TASK PROMPT:
Exactly as they appear, output all of the records. Skip any images.

SOURCE INFORMATION:

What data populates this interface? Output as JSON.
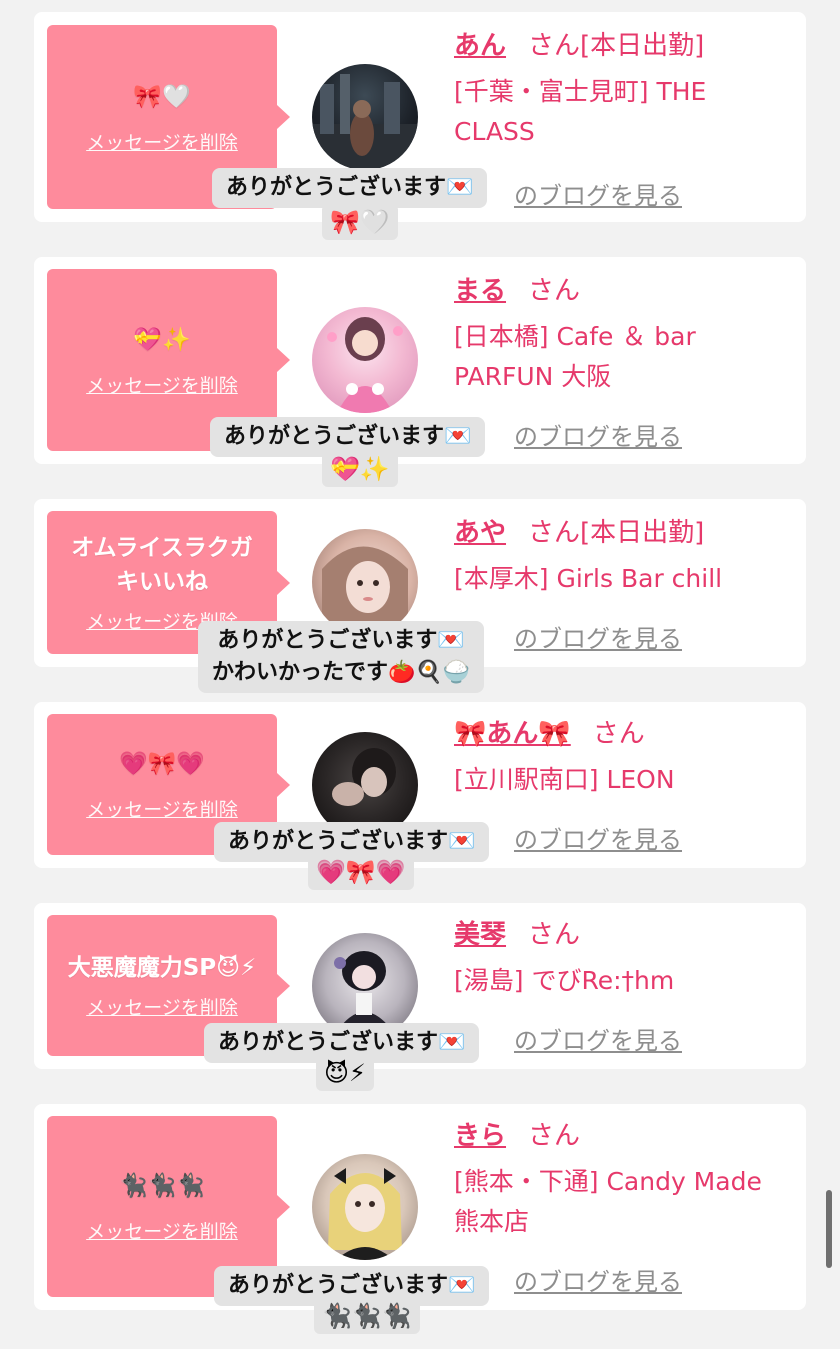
{
  "delete_label": "メッセージを削除",
  "blog_label": "のブログを見る",
  "san_label": "さん",
  "colors": {
    "accent": "#e6396b",
    "bubble": "#fe8b9c",
    "tooltip_bg": "#e3e3e3",
    "page_bg": "#f2f2f2"
  },
  "cards": [
    {
      "message": "🎀🤍",
      "name": "あん",
      "status": "[本日出勤]",
      "shop": "[千葉・富士見町] THE CLASS",
      "tooltip_line1": "ありがとうございます💌",
      "tooltip_line2": "🎀🤍"
    },
    {
      "message": "💝✨",
      "name": "まる",
      "status": "",
      "shop": "[日本橋] Cafe ＆ bar PARFUN 大阪",
      "tooltip_line1": "ありがとうございます💌",
      "tooltip_line2": "💝✨"
    },
    {
      "message": "オムライスラクガキいいね",
      "name": "あや",
      "status": "[本日出勤]",
      "shop": "[本厚木] Girls Bar chill",
      "tooltip_line1": "ありがとうございます💌",
      "tooltip_line2": "かわいかったです🍅🍳🍚"
    },
    {
      "message": "💗🎀💗",
      "name": "🎀あん🎀",
      "status": "",
      "shop": "[立川駅南口] LEON",
      "tooltip_line1": "ありがとうございます💌",
      "tooltip_line2": "💗🎀💗"
    },
    {
      "message": "大悪魔魔力SP😈⚡",
      "name": "美琴",
      "status": "",
      "shop": "[湯島] でびRe:†hm",
      "tooltip_line1": "ありがとうございます💌",
      "tooltip_line2": "😈⚡"
    },
    {
      "message": "🐈‍⬛🐈‍⬛🐈‍⬛",
      "name": "きら",
      "status": "",
      "shop": "[熊本・下通] Candy Made 熊本店",
      "tooltip_line1": "ありがとうございます💌",
      "tooltip_line2": "🐈‍⬛🐈‍⬛🐈‍⬛"
    }
  ]
}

WRITTEN ANSWER:
What data populates this interface? Output as JSON.
{
  "delete_label": "メッセージを削除",
  "blog_label": "のブログを見る",
  "san_label": "さん",
  "colors": {
    "accent": "#e6396b",
    "bubble": "#fe8b9c",
    "tooltip_bg": "#e3e3e3",
    "page_bg": "#f2f2f2"
  },
  "cards": [
    {
      "message": "🎀🤍",
      "name": "あん",
      "status": "[本日出勤]",
      "shop": "[千葉・富士見町] THE CLASS",
      "tooltip_line1": "ありがとうございます💌",
      "tooltip_line2": "🎀🤍"
    },
    {
      "message": "💝✨",
      "name": "まる",
      "status": "",
      "shop": "[日本橋] Cafe ＆ bar PARFUN 大阪",
      "tooltip_line1": "ありがとうございます💌",
      "tooltip_line2": "💝✨"
    },
    {
      "message": "オムライスラクガキいいね",
      "name": "あや",
      "status": "[本日出勤]",
      "shop": "[本厚木] Girls Bar chill",
      "tooltip_line1": "ありがとうございます💌",
      "tooltip_line2": "かわいかったです🍅🍳🍚"
    },
    {
      "message": "💗🎀💗",
      "name": "🎀あん🎀",
      "status": "",
      "shop": "[立川駅南口] LEON",
      "tooltip_line1": "ありがとうございます💌",
      "tooltip_line2": "💗🎀💗"
    },
    {
      "message": "大悪魔魔力SP😈⚡",
      "name": "美琴",
      "status": "",
      "shop": "[湯島] でびRe:†hm",
      "tooltip_line1": "ありがとうございます💌",
      "tooltip_line2": "😈⚡"
    },
    {
      "message": "🐈‍⬛🐈‍⬛🐈‍⬛",
      "name": "きら",
      "status": "",
      "shop": "[熊本・下通] Candy Made 熊本店",
      "tooltip_line1": "ありがとうございます💌",
      "tooltip_line2": "🐈‍⬛🐈‍⬛🐈‍⬛"
    }
  ]
}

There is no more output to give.